**YOUR TASK**
When you repeat the material, keep each line exact and omit the pictures.

══════

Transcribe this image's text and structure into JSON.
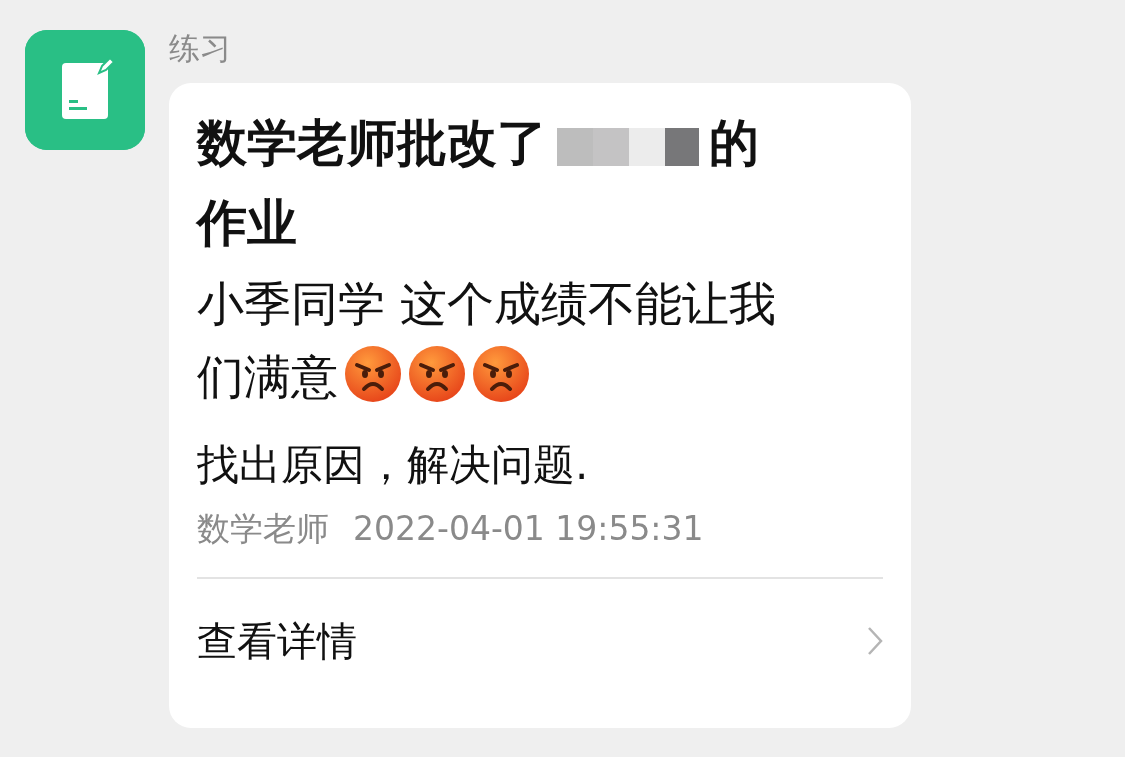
{
  "app": {
    "name": "练习"
  },
  "card": {
    "title_lines": [
      [
        {
          "kind": "text",
          "text": "数学老师批改了"
        },
        {
          "kind": "redaction"
        },
        {
          "kind": "text",
          "text": "的"
        }
      ],
      [
        {
          "kind": "text",
          "text": "作业"
        }
      ]
    ],
    "message_lines": [
      [
        {
          "kind": "text",
          "text": "小季同学 这个成绩不能让我"
        }
      ],
      [
        {
          "kind": "text",
          "text": "们满意"
        },
        {
          "kind": "angry-emoji"
        },
        {
          "kind": "angry-emoji"
        },
        {
          "kind": "angry-emoji"
        }
      ]
    ],
    "note": "找出原因，解决问题.",
    "sender": "数学老师",
    "time": "2022-04-01 19:55:31",
    "action": "查看详情"
  }
}
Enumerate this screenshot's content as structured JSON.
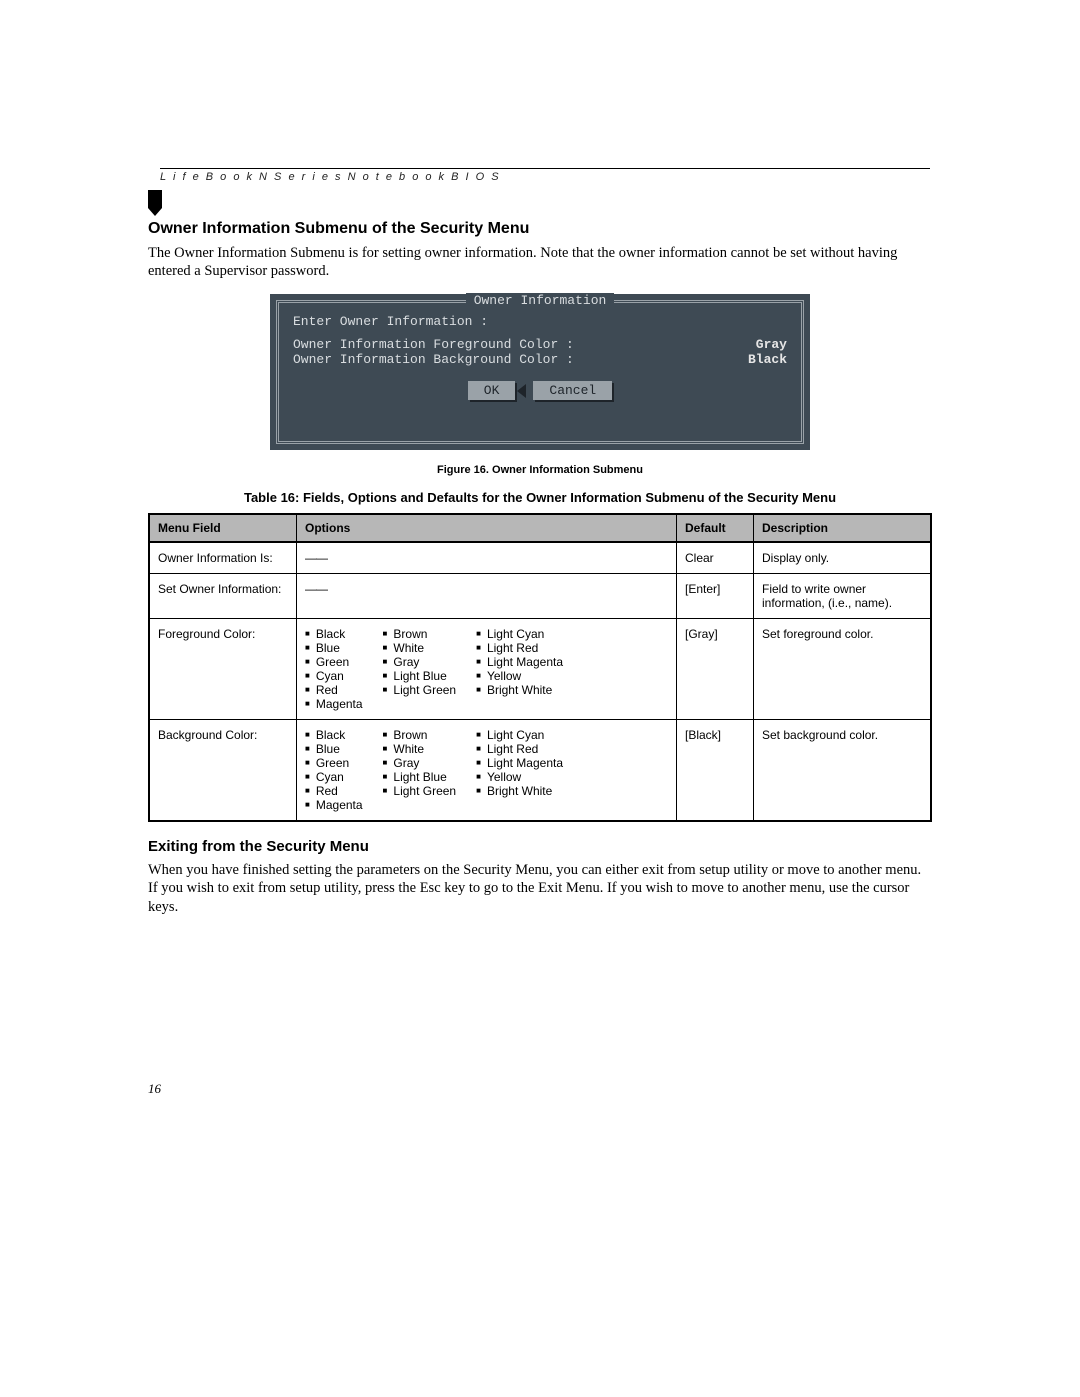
{
  "running_head": "L i f e B o o k   N   S e r i e s   N o t e b o o k   B I O S",
  "section1": {
    "title": "Owner Information Submenu of the Security Menu",
    "body": "The Owner Information Submenu is for setting owner information. Note that the owner information cannot be set without having entered a Supervisor password."
  },
  "bios": {
    "title": "Owner Information",
    "enter_label": "Enter Owner Information :",
    "fg_label": "Owner Information Foreground Color :",
    "fg_value": "Gray",
    "bg_label": "Owner Information Background Color :",
    "bg_value": "Black",
    "ok": "OK",
    "cancel": "Cancel"
  },
  "figure_caption": "Figure 16.  Owner Information Submenu",
  "table_caption": "Table 16: Fields, Options and Defaults for the Owner Information Submenu of the Security Menu",
  "table": {
    "headers": {
      "field": "Menu Field",
      "options": "Options",
      "default": "Default",
      "desc": "Description"
    },
    "rows": [
      {
        "field": "Owner Information Is:",
        "options_dash": "——",
        "default": "Clear",
        "desc": "Display only."
      },
      {
        "field": "Set Owner Information:",
        "options_dash": "——",
        "default": "[Enter]",
        "desc": "Field to write owner information, (i.e., name)."
      },
      {
        "field": "Foreground Color:",
        "options_cols": [
          [
            "Black",
            "Blue",
            "Green",
            "Cyan",
            "Red",
            "Magenta"
          ],
          [
            "Brown",
            "White",
            "Gray",
            "Light Blue",
            "Light Green"
          ],
          [
            "Light Cyan",
            "Light Red",
            "Light Magenta",
            "Yellow",
            "Bright White"
          ]
        ],
        "default": "[Gray]",
        "desc": "Set foreground color."
      },
      {
        "field": "Background Color:",
        "options_cols": [
          [
            "Black",
            "Blue",
            "Green",
            "Cyan",
            "Red",
            "Magenta"
          ],
          [
            "Brown",
            "White",
            "Gray",
            "Light Blue",
            "Light Green"
          ],
          [
            "Light Cyan",
            "Light Red",
            "Light Magenta",
            "Yellow",
            "Bright White"
          ]
        ],
        "default": "[Black]",
        "desc": "Set background color."
      }
    ]
  },
  "section2": {
    "title": "Exiting from the Security Menu",
    "body": "When you have finished setting the parameters on the Security Menu, you can either exit from setup utility or move to another menu. If you wish to exit from setup utility, press the Esc key to go to the Exit Menu. If you wish to move to another menu, use the cursor keys."
  },
  "page_number": "16"
}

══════

**RESPONSE TO THE EXERCISE**
Transcribe this image's text and structure into JSON.
{
  "app": {
    "name": "练习"
  },
  "card": {
    "title_lines": [
      [
        {
          "kind": "text",
          "text": "数学老师批改了"
        },
        {
          "kind": "redaction"
        },
        {
          "kind": "text",
          "text": "的"
        }
      ],
      [
        {
          "kind": "text",
          "text": "作业"
        }
      ]
    ],
    "message_lines": [
      [
        {
          "kind": "text",
          "text": "小季同学 这个成绩不能让我"
        }
      ],
      [
        {
          "kind": "text",
          "text": "们满意"
        },
        {
          "kind": "angry-emoji"
        },
        {
          "kind": "angry-emoji"
        },
        {
          "kind": "angry-emoji"
        }
      ]
    ],
    "note": "找出原因，解决问题.",
    "sender": "数学老师",
    "time": "2022-04-01 19:55:31",
    "action": "查看详情"
  }
}
Enumerate this screenshot's content as structured JSON.
{
  "running_head": "L i f e B o o k   N   S e r i e s   N o t e b o o k   B I O S",
  "section1": {
    "title": "Owner Information Submenu of the Security Menu",
    "body": "The Owner Information Submenu is for setting owner information. Note that the owner information cannot be set without having entered a Supervisor password."
  },
  "bios": {
    "title": "Owner Information",
    "enter_label": "Enter Owner Information :",
    "fg_label": "Owner Information Foreground Color :",
    "fg_value": "Gray",
    "bg_label": "Owner Information Background Color :",
    "bg_value": "Black",
    "ok": "OK",
    "cancel": "Cancel"
  },
  "figure_caption": "Figure 16.  Owner Information Submenu",
  "table_caption": "Table 16: Fields, Options and Defaults for the Owner Information Submenu of the Security Menu",
  "table": {
    "headers": {
      "field": "Menu Field",
      "options": "Options",
      "default": "Default",
      "desc": "Description"
    },
    "rows": [
      {
        "field": "Owner Information Is:",
        "options_dash": "——",
        "default": "Clear",
        "desc": "Display only."
      },
      {
        "field": "Set Owner Information:",
        "options_dash": "——",
        "default": "[Enter]",
        "desc": "Field to write owner information, (i.e., name)."
      },
      {
        "field": "Foreground Color:",
        "options_cols": [
          [
            "Black",
            "Blue",
            "Green",
            "Cyan",
            "Red",
            "Magenta"
          ],
          [
            "Brown",
            "White",
            "Gray",
            "Light Blue",
            "Light Green"
          ],
          [
            "Light Cyan",
            "Light Red",
            "Light Magenta",
            "Yellow",
            "Bright White"
          ]
        ],
        "default": "[Gray]",
        "desc": "Set foreground color."
      },
      {
        "field": "Background Color:",
        "options_cols": [
          [
            "Black",
            "Blue",
            "Green",
            "Cyan",
            "Red",
            "Magenta"
          ],
          [
            "Brown",
            "White",
            "Gray",
            "Light Blue",
            "Light Green"
          ],
          [
            "Light Cyan",
            "Light Red",
            "Light Magenta",
            "Yellow",
            "Bright White"
          ]
        ],
        "default": "[Black]",
        "desc": "Set background color."
      }
    ]
  },
  "section2": {
    "title": "Exiting from the Security Menu",
    "body": "When you have finished setting the parameters on the Security Menu, you can either exit from setup utility or move to another menu. If you wish to exit from setup utility, press the Esc key to go to the Exit Menu. If you wish to move to another menu, use the cursor keys."
  },
  "page_number": "16"
}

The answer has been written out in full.